The answer must consist of every line in the records below that contains the string "JSON".
RECORD EXCERPTS Block Start
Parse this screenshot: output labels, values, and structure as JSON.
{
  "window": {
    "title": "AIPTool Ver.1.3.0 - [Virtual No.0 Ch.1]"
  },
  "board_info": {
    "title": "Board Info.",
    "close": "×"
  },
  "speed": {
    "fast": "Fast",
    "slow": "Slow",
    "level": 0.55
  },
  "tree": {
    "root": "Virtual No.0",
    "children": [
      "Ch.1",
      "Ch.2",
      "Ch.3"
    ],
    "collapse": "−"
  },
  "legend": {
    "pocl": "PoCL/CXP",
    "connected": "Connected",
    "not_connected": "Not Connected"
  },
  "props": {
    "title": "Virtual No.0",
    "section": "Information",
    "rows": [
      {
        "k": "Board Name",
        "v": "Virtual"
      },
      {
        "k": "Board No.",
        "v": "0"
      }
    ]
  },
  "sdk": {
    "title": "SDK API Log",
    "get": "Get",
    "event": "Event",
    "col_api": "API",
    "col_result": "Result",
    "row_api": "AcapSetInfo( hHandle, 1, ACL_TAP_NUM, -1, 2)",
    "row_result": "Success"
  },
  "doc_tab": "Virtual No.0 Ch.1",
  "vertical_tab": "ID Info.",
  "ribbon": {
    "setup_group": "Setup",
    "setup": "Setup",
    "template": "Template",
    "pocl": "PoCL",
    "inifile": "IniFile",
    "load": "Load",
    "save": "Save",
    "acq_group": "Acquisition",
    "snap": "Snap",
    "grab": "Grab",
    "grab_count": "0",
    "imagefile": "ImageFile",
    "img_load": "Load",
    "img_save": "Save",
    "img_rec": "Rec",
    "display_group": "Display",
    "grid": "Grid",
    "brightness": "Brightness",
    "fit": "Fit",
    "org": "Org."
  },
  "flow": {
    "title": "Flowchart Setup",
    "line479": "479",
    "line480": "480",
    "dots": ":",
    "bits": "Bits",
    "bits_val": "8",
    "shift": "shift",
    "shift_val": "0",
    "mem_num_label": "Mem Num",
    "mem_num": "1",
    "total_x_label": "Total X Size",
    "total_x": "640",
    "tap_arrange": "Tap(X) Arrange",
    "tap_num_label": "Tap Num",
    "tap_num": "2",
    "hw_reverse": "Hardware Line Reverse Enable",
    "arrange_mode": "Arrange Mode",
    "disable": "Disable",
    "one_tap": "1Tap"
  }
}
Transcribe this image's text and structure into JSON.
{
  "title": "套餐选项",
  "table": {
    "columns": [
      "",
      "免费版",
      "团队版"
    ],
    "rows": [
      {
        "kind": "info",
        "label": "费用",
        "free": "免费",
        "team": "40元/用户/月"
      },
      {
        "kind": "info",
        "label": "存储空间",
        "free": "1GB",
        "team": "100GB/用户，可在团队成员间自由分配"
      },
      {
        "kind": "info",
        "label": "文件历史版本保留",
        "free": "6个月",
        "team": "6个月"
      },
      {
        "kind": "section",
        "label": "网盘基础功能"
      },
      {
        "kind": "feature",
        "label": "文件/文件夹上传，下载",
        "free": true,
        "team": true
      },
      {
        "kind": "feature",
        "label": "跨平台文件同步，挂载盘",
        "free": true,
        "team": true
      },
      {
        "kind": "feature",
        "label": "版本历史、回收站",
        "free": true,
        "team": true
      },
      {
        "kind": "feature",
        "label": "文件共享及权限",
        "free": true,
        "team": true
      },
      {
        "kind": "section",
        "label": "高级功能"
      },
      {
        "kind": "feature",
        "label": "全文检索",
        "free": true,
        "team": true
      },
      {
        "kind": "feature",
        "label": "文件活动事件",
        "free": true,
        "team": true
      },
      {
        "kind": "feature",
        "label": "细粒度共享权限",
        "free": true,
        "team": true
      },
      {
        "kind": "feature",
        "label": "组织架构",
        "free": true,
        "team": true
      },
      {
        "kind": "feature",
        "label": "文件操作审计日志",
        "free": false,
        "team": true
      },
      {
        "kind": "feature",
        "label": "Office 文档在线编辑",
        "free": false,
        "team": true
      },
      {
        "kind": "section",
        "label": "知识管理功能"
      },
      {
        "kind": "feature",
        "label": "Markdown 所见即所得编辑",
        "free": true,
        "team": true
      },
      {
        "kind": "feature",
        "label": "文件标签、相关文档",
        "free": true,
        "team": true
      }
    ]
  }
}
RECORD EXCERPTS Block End
## SOLUTION BELOW
Parse this screenshot: output labels, values, and structure as JSON.
Transcribe this image's text and structure into JSON.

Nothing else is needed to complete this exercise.